● **Data provided**:
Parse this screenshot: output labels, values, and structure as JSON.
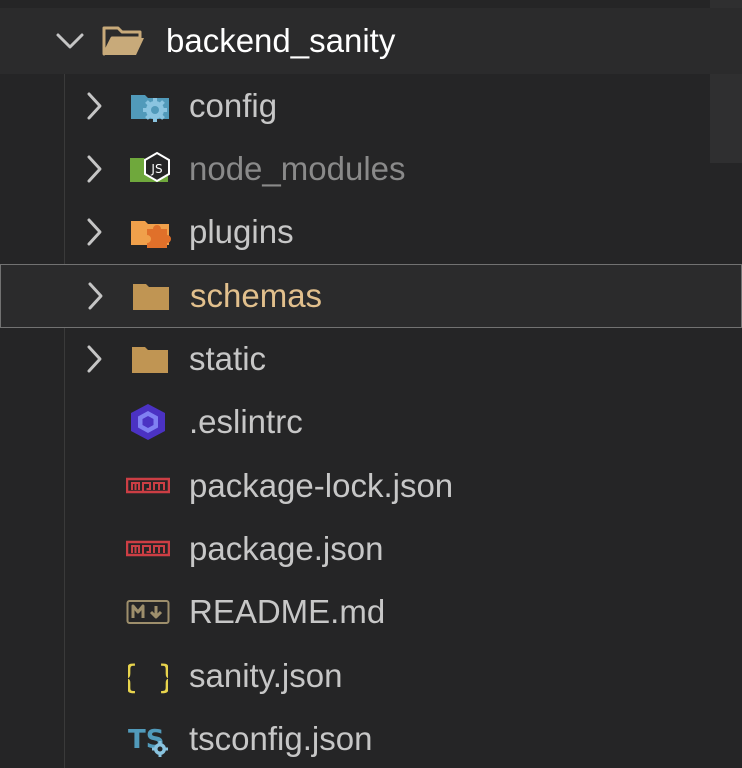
{
  "explorer": {
    "root": {
      "label": "backend_sanity",
      "icon": "open-folder-icon",
      "expanded": true
    },
    "items": [
      {
        "label": "config",
        "type": "folder",
        "icon": "config-folder-icon",
        "color": "#519aba"
      },
      {
        "label": "node_modules",
        "type": "folder",
        "icon": "node-modules-folder-icon",
        "color": "#8bc34a",
        "dimmed": true
      },
      {
        "label": "plugins",
        "type": "folder",
        "icon": "plugins-folder-icon",
        "color": "#e88b3a"
      },
      {
        "label": "schemas",
        "type": "folder",
        "icon": "folder-icon",
        "color": "#e2c08d",
        "selected": true
      },
      {
        "label": "static",
        "type": "folder",
        "icon": "folder-icon",
        "color": "#c09553"
      },
      {
        "label": ".eslintrc",
        "type": "file",
        "icon": "eslint-icon",
        "color": "#4b32c3"
      },
      {
        "label": "package-lock.json",
        "type": "file",
        "icon": "npm-icon",
        "color": "#cc3e44"
      },
      {
        "label": "package.json",
        "type": "file",
        "icon": "npm-icon",
        "color": "#cc3e44"
      },
      {
        "label": "README.md",
        "type": "file",
        "icon": "markdown-icon",
        "color": "#9e8f6c"
      },
      {
        "label": "sanity.json",
        "type": "file",
        "icon": "json-braces-icon",
        "color": "#cbcb41"
      },
      {
        "label": "tsconfig.json",
        "type": "file",
        "icon": "tsconfig-icon",
        "color": "#519aba"
      }
    ]
  }
}
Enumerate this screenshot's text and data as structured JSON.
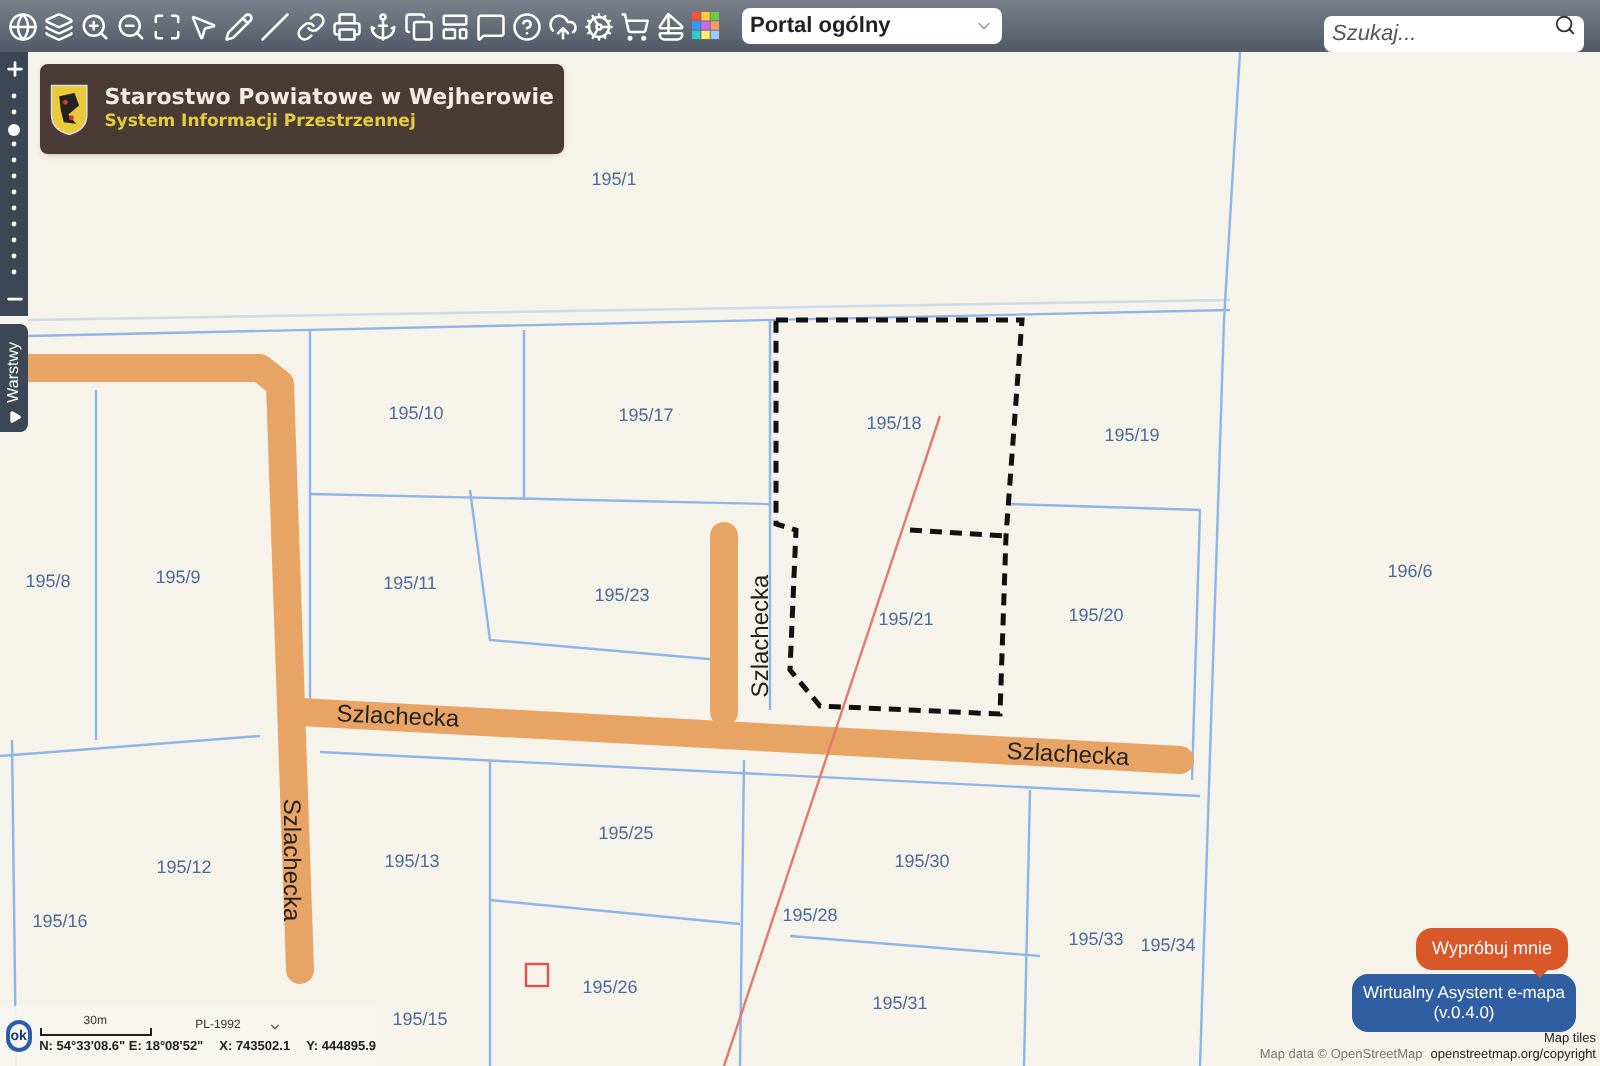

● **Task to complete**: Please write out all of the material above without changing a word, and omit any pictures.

● **Result below**:
Parse this screenshot: output labels, values, and structure as JSON.
{
  "explorer": {
    "root": {
      "label": "backend_sanity",
      "icon": "open-folder-icon",
      "expanded": true
    },
    "items": [
      {
        "label": "config",
        "type": "folder",
        "icon": "config-folder-icon",
        "color": "#519aba"
      },
      {
        "label": "node_modules",
        "type": "folder",
        "icon": "node-modules-folder-icon",
        "color": "#8bc34a",
        "dimmed": true
      },
      {
        "label": "plugins",
        "type": "folder",
        "icon": "plugins-folder-icon",
        "color": "#e88b3a"
      },
      {
        "label": "schemas",
        "type": "folder",
        "icon": "folder-icon",
        "color": "#e2c08d",
        "selected": true
      },
      {
        "label": "static",
        "type": "folder",
        "icon": "folder-icon",
        "color": "#c09553"
      },
      {
        "label": ".eslintrc",
        "type": "file",
        "icon": "eslint-icon",
        "color": "#4b32c3"
      },
      {
        "label": "package-lock.json",
        "type": "file",
        "icon": "npm-icon",
        "color": "#cc3e44"
      },
      {
        "label": "package.json",
        "type": "file",
        "icon": "npm-icon",
        "color": "#cc3e44"
      },
      {
        "label": "README.md",
        "type": "file",
        "icon": "markdown-icon",
        "color": "#9e8f6c"
      },
      {
        "label": "sanity.json",
        "type": "file",
        "icon": "json-braces-icon",
        "color": "#cbcb41"
      },
      {
        "label": "tsconfig.json",
        "type": "file",
        "icon": "tsconfig-icon",
        "color": "#519aba"
      }
    ]
  }
}
Enumerate this screenshot's text and data as structured JSON.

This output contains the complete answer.